How Thinking About My “Happy Learning Place” Led to an Authentic and Engaging Remote Learning Writing Activity
This is the latest in a series of blogs by partners of the Fluency work.
By Kristen Fischer
In this time of remote learning, as I sit in my empty classroom, heavily beige and completely windowless, it strikes me that I could really be sitting anywhere. Likewise, so could my students.
Where would I like to be, if geography, travel, and other factors were not an issue? If I had no restrictions or obligations otherwise? Where would I go if I could teach from anywhere?
I allowed my mind to wander on this topic for a while, and realized that my choice—shared and justified—revealed a lot about me. Likewise, I predicted I could learn a good bit about my students by asking them that question: Where would you choose to learn from, if you could be learning from anywhere? So, I decided to ask my incoming 11th grade American Literature students that question as our opening writing activity.
There was one more thing, though—I didn’t want to be the only audience for their thoughts. I wanted to be able to collect all of our answers on a map that all students could then access. I pictured a map full of pins and the option to click on any one of them to learn about the person who put it there and why.
With the help of Jess Kaminsky, I figured out how to make it happen with a Google Map; now, I have a map with an array of student posts, each with some media like a picture. And, not only have I learned about the students’ learning preferences and favorite places, but they have connected with each other in this way, too. The final part of the assignment involved reflecting on the map after browsing the pins and posts. Students recognized the quirky thinkers who want to learn from a zoo, and the introverts who want to learn in the mountains—or from the top of one; students recognized the beach-lovers, who want the white noise of the waves and warmth of the sand, and the adventurers, who want to work by day but hike glaciers or watch the aurora borealis by night.
Teaching remotely has presented no shortage of challenges, constraints, and disappointments; lots of outcomes have fallen short of my visions and what used to be easy (showing a dvd! performing scenes from a play! jigsaws!) present unexpected and sometimes bewildering difficulties.
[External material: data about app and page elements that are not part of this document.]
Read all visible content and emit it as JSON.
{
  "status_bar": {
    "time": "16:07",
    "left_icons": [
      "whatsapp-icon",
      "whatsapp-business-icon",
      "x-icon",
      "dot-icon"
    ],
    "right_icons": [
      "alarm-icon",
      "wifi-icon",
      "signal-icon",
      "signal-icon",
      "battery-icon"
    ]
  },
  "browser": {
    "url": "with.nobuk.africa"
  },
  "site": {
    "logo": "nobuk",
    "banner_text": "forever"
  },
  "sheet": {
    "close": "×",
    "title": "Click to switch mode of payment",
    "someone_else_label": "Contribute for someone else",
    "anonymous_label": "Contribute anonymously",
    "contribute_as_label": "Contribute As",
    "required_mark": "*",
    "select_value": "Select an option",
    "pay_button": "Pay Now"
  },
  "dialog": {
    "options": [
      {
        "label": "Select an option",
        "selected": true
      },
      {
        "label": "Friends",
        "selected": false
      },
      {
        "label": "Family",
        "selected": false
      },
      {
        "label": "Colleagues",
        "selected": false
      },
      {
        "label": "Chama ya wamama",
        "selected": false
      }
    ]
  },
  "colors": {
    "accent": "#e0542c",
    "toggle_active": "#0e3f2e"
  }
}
However, in some cases, I’ve created activities and adapted assignments that I’m really happy with—activities and assignments that are better than their predecessors, and only emerged due to this unique set of circumstances.
It’s these successes that are more important than ever to recognize, and reflecting on this one reinforces to me the value of learning opportunities rooted in authentic experiences and authentic questions. Sometimes, the debates I’m having in my head or the questions I’m asking myself are great inspiration for classroom inquiry.
Kristen Fischer teaches English (and electives including Photojournalism) at Carlynton Junior-Senior High School in Carnegie, Pennsylvania, where she also coaches track & field, especially triple jumpers. She is a graduate of Clarion University and Georgetown University, and a member of Cohort 1 of the Fluency Project. She enjoys biking and hiking, especially when joined by her husband and three kids.